Picture a conveyor belt dotted with the latest Yeezy’s or the covetable Travis Scott Nike Air Jordan 1’s, or whatever is top of the sneakerhead’s “cop list.” Now, picture human authenticators working in tandem with what’s essentially large wooden “lightboxes” to artfully authenticate each with up to 99.1 percent accuracy.
While that reality is a little further off today, it’s what Vidyuth Srinivasan, chief executive officer and cofounder of Entrupy, envisions on the industry’s roadmap for luxury authentication. Already the company’s AI-based solution has come a long way since its beginnings being incubated in NYU before moving out in 2015. Last September, Entrupy joined LVMH Moët Hennessy Louis Vuitton’s third edition of La Maison des Startups, held in Paris.
Last year, Entrupy’s solution helped its partners seize over $170 million in counterfeit luxury goods and has been no doubt flirting with new business in the luxury space, recently partnering with business-to-business resale platform Yerdle and Nordstrom to bring its resale pop-up “See You Tomorrow” to life.
With the advent of online resale marketplaces such as StockX, Fashionphile, The RealReal and others democratizing access to luxury goods, Srinivasan is arguing the case for automation, telling WWD, “There’s not enough expertise to go around.”
It’s why the minimalistic boxes are designed for easy scalability, outfitted with a handful of iPods in the interior to capture as many as 12,000 data points with just eight images. “The idea was to make it so simple that any business can scale that expertise,” said Srinivasan.
Speed and accuracy in authentication are necessary to stay relevant within the drop cadence model that fuels the sneaker world. Because of limited releases, scarcity heightens demand — making payoff high for skilled counterfeiters. Entrupy traced counterfeiters back to their root manufacturers after combing sneaker forums, in order to instruct its authentication technology.
The business is lucrative. In 2016, footwear accounted for 22 percent of the total value of counterfeit goods seized by customs, according to the Organization for Economic Cooperation and Development.
With a priority to the most popular designs, Entrupy can get up to speed, authenticating a new model anywhere between one to 10 days after a sneaker drop. Its Legit Check Tech solution is capable of instantly verifying the authenticity of the most purchased series of styles. Although it’s currently limited to brands such as Adidas and Nike, the solution is still estimated to cover about 20 percent of the entire market volume.
Calling for authentication at not just the resale marketplace stage, but at the brand level and at the border, Srinivasan sees it as building a “trust circle,” adding: “We definitely want to be in as many places as we can be.”

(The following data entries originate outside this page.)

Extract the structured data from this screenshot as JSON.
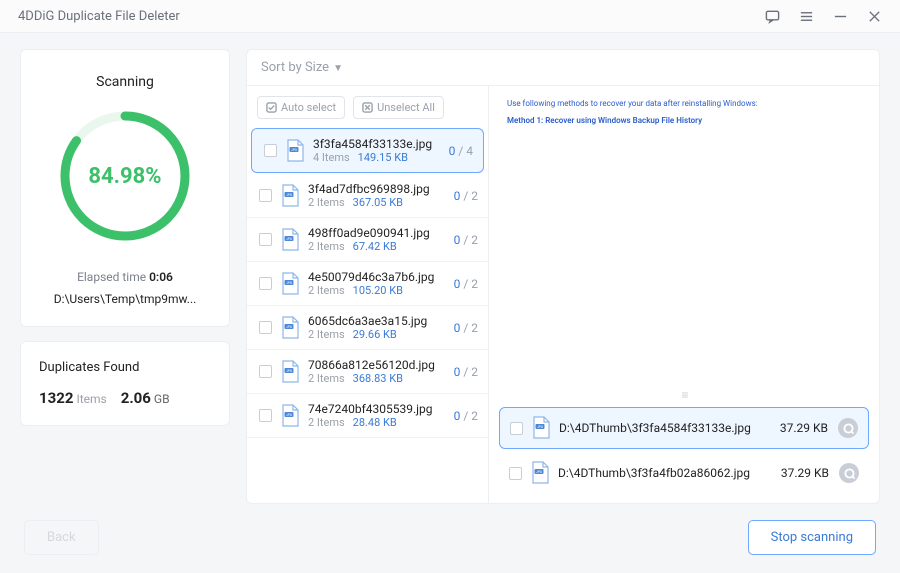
{
  "title": "4DDiG Duplicate File Deleter",
  "titlebar_icons": {
    "feedback": "feedback-icon",
    "menu": "menu-icon",
    "minimize": "minimize-icon",
    "close": "close-icon"
  },
  "scan": {
    "heading": "Scanning",
    "percent_label": "84.98%",
    "percent": 84.98,
    "elapsed_label": "Elapsed time ",
    "elapsed_value": "0:06",
    "path": "D:\\Users\\Temp\\tmp9mw..."
  },
  "dupes": {
    "heading": "Duplicates Found",
    "count": "1322",
    "count_label": "Items",
    "size": "2.06",
    "size_unit": "GB"
  },
  "sort": {
    "label": "Sort by Size",
    "chevron": "▼"
  },
  "toolbar": {
    "auto_select": "Auto select",
    "unselect_all": "Unselect All"
  },
  "groups": [
    {
      "name": "3f3fa4584f33133e.jpg",
      "items_label": "4 Items",
      "size": "149.15 KB",
      "sel": "0",
      "total": "4",
      "selected": true
    },
    {
      "name": "3f4ad7dfbc969898.jpg",
      "items_label": "2 Items",
      "size": "367.05 KB",
      "sel": "0",
      "total": "2",
      "selected": false
    },
    {
      "name": "498ff0ad9e090941.jpg",
      "items_label": "2 Items",
      "size": "67.42 KB",
      "sel": "0",
      "total": "2",
      "selected": false
    },
    {
      "name": "4e50079d46c3a7b6.jpg",
      "items_label": "2 Items",
      "size": "105.20 KB",
      "sel": "0",
      "total": "2",
      "selected": false
    },
    {
      "name": "6065dc6a3ae3a15.jpg",
      "items_label": "2 Items",
      "size": "29.66 KB",
      "sel": "0",
      "total": "2",
      "selected": false
    },
    {
      "name": "70866a812e56120d.jpg",
      "items_label": "2 Items",
      "size": "368.83 KB",
      "sel": "0",
      "total": "2",
      "selected": false
    },
    {
      "name": "74e7240bf4305539.jpg",
      "items_label": "2 Items",
      "size": "28.48 KB",
      "sel": "0",
      "total": "2",
      "selected": false
    }
  ],
  "preview": {
    "line1": "Use following methods to recover your data after reinstalling Windows:",
    "line2": "Method 1: Recover using Windows Backup File History"
  },
  "files": [
    {
      "path": "D:\\4DThumb\\3f3fa4584f33133e.jpg",
      "size": "37.29 KB",
      "active": true
    },
    {
      "path": "D:\\4DThumb\\3f3fa4fb02a86062.jpg",
      "size": "37.29 KB",
      "active": false
    }
  ],
  "footer": {
    "back": "Back",
    "stop": "Stop scanning"
  }
}
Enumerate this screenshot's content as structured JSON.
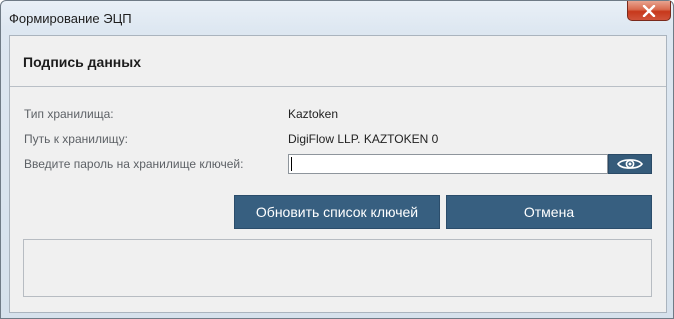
{
  "window": {
    "title": "Формирование ЭЦП",
    "close_icon": "close-icon"
  },
  "dialog": {
    "heading": "Подпись данных",
    "fields": {
      "storage_type_label": "Тип хранилища:",
      "storage_type_value": "Kaztoken",
      "storage_path_label": "Путь к хранилищу:",
      "storage_path_value": "DigiFlow LLP. KAZTOKEN 0",
      "password_label": "Введите пароль на хранилище ключей:",
      "password_value": "",
      "eye_icon": "eye-icon"
    },
    "buttons": {
      "refresh_label": "Обновить список ключей",
      "cancel_label": "Отмена"
    },
    "message_text": ""
  },
  "colors": {
    "button_bg": "#375f80",
    "button_text": "#ffffff",
    "close_red": "#c7381b"
  }
}
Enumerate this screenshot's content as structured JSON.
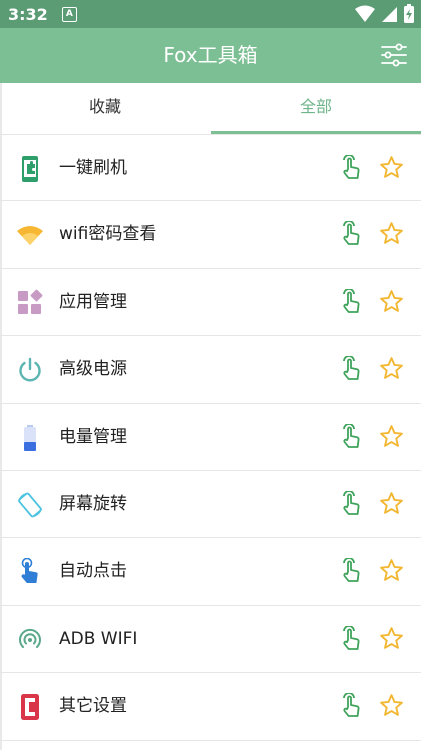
{
  "status": {
    "time": "3:32",
    "notif_glyph": "A"
  },
  "appbar": {
    "title": "Fox工具箱"
  },
  "tabs": [
    {
      "label": "收藏"
    },
    {
      "label": "全部"
    }
  ],
  "items": [
    {
      "label": "一键刷机",
      "icon": "phone-puzzle-icon"
    },
    {
      "label": "wifi密码查看",
      "icon": "wifi-icon"
    },
    {
      "label": "应用管理",
      "icon": "apps-grid-icon"
    },
    {
      "label": "高级电源",
      "icon": "power-icon"
    },
    {
      "label": "电量管理",
      "icon": "battery-icon"
    },
    {
      "label": "屏幕旋转",
      "icon": "screen-rotation-icon"
    },
    {
      "label": "自动点击",
      "icon": "auto-click-icon"
    },
    {
      "label": "ADB WIFI",
      "icon": "adb-wifi-icon"
    },
    {
      "label": "其它设置",
      "icon": "other-settings-icon"
    }
  ],
  "colors": {
    "appbar": "#7dbf94",
    "statusbar": "#5b9c74",
    "accent_green": "#3fa35b",
    "star": "#f2b630"
  }
}
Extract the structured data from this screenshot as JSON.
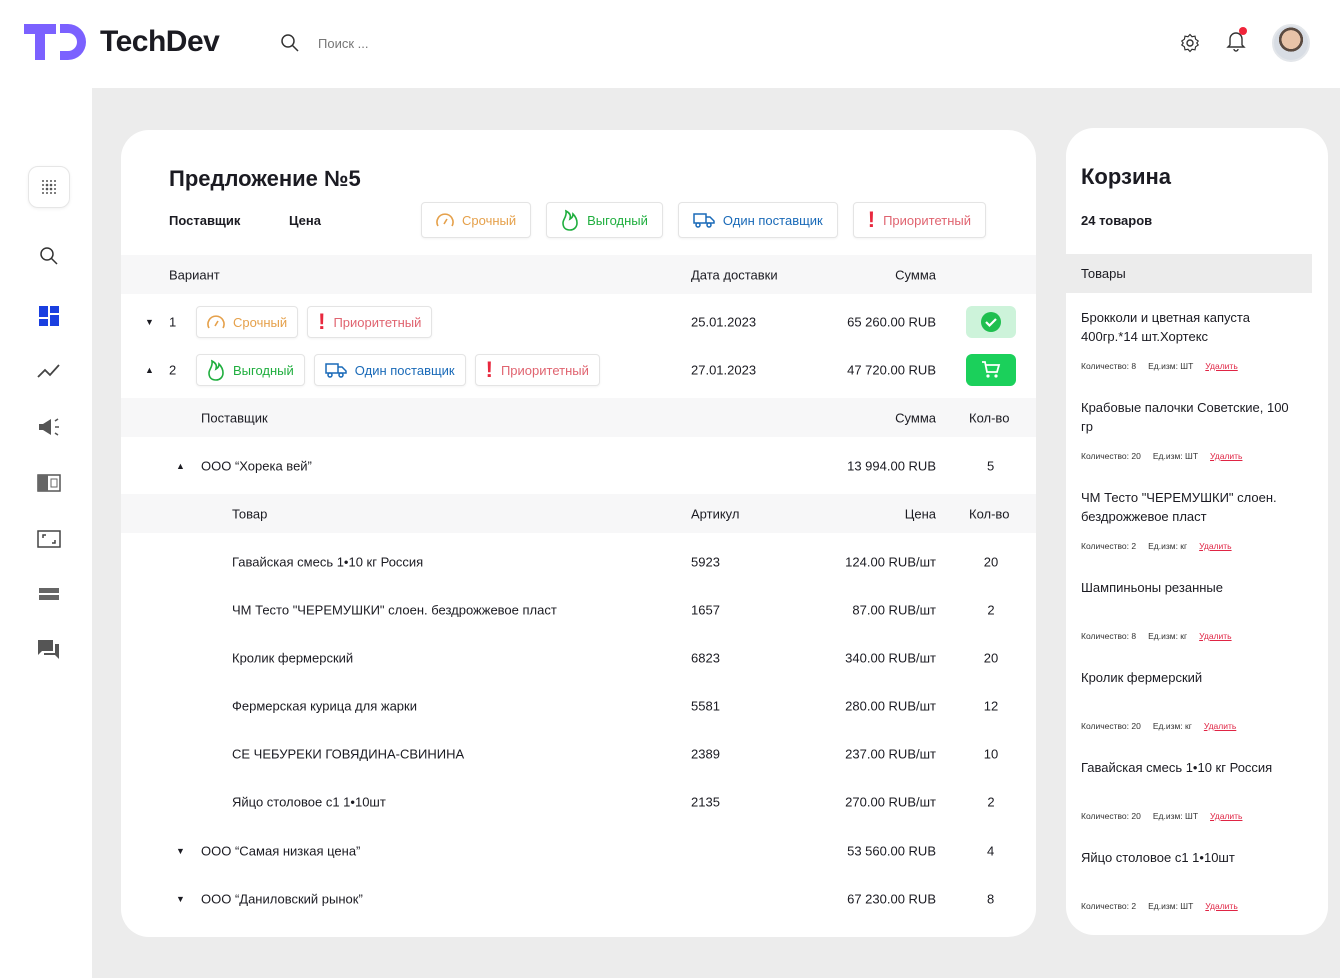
{
  "header": {
    "brand": "TechDev",
    "search_placeholder": "Поиск ..."
  },
  "offer": {
    "title": "Предложение №5",
    "filter_labels": [
      "Поставщик",
      "Цена"
    ],
    "tags": {
      "urgent": "Срочный",
      "good": "Выгодный",
      "one": "Один поставщик",
      "priority": "Приоритетный"
    },
    "columns": {
      "variant": "Вариант",
      "date": "Дата доставки",
      "sum": "Сумма"
    },
    "variants": [
      {
        "num": "1",
        "date": "25.01.2023",
        "sum": "65 260.00 RUB"
      },
      {
        "num": "2",
        "date": "27.01.2023",
        "sum": "47 720.00 RUB"
      }
    ],
    "supplier_columns": {
      "supplier": "Поставщик",
      "sum": "Сумма",
      "qty": "Кол-во"
    },
    "item_columns": {
      "product": "Товар",
      "sku": "Артикул",
      "price": "Цена",
      "qty": "Кол-во"
    },
    "suppliers": [
      {
        "name": "ООО “Хорека вей”",
        "sum": "13 994.00 RUB",
        "qty": "5"
      },
      {
        "name": "ООО “Самая низкая цена”",
        "sum": "53 560.00 RUB",
        "qty": "4"
      },
      {
        "name": "ООО “Даниловский рынок”",
        "sum": "67 230.00 RUB",
        "qty": "8"
      }
    ],
    "items": [
      {
        "name": "Гавайская смесь 1•10 кг Россия",
        "sku": "5923",
        "price": "124.00 RUB/шт",
        "qty": "20"
      },
      {
        "name": "ЧМ Тесто \"ЧЕРЕМУШКИ\" слоен. бездрожжевое пласт",
        "sku": "1657",
        "price": "87.00 RUB/шт",
        "qty": "2"
      },
      {
        "name": "Кролик фермерский",
        "sku": "6823",
        "price": "340.00 RUB/шт",
        "qty": "20"
      },
      {
        "name": "Фермерская курица для жарки",
        "sku": "5581",
        "price": "280.00 RUB/шт",
        "qty": "12"
      },
      {
        "name": "СЕ ЧЕБУРЕКИ ГОВЯДИНА-СВИНИНА",
        "sku": "2389",
        "price": "237.00 RUB/шт",
        "qty": "10"
      },
      {
        "name": "Яйцо столовое с1 1•10шт",
        "sku": "2135",
        "price": "270.00 RUB/шт",
        "qty": "2"
      }
    ]
  },
  "cart": {
    "title": "Корзина",
    "count": "24 товаров",
    "section": "Товары",
    "delete_label": "Удалить",
    "items": [
      {
        "name": "Брокколи и цветная капуста 400гр.*14 шт.Хортекс",
        "qty": "Количество: 8",
        "unit": "Ед.изм: ШТ"
      },
      {
        "name": "Крабовые палочки Советские, 100 гр",
        "qty": "Количество: 20",
        "unit": "Ед.изм: ШТ"
      },
      {
        "name": "ЧМ Тесто \"ЧЕРЕМУШКИ\" слоен. бездрожжевое пласт",
        "qty": "Количество: 2",
        "unit": "Ед.изм: кг"
      },
      {
        "name": "Шампиньоны резанные",
        "qty": "Количество: 8",
        "unit": "Ед.изм: кг"
      },
      {
        "name": "Кролик фермерский",
        "qty": "Количество: 20",
        "unit": "Ед.изм: кг"
      },
      {
        "name": "Гавайская смесь 1•10 кг Россия",
        "qty": "Количество: 20",
        "unit": "Ед.изм: ШТ"
      },
      {
        "name": "Яйцо столовое с1 1•10шт",
        "qty": "Количество: 2",
        "unit": "Ед.изм: ШТ"
      }
    ]
  },
  "colors": {
    "brand": "#7b61ff",
    "accent": "#1a3fe0",
    "success": "#1bd05b",
    "danger": "#e8283e"
  }
}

And while Srinivasan cannot disclose Entrupy’s partners, as most technology solution providers must maintain anonymity, it is understood that the solution already is employed in many of the aforementioned places.
For More Sustainability News, See: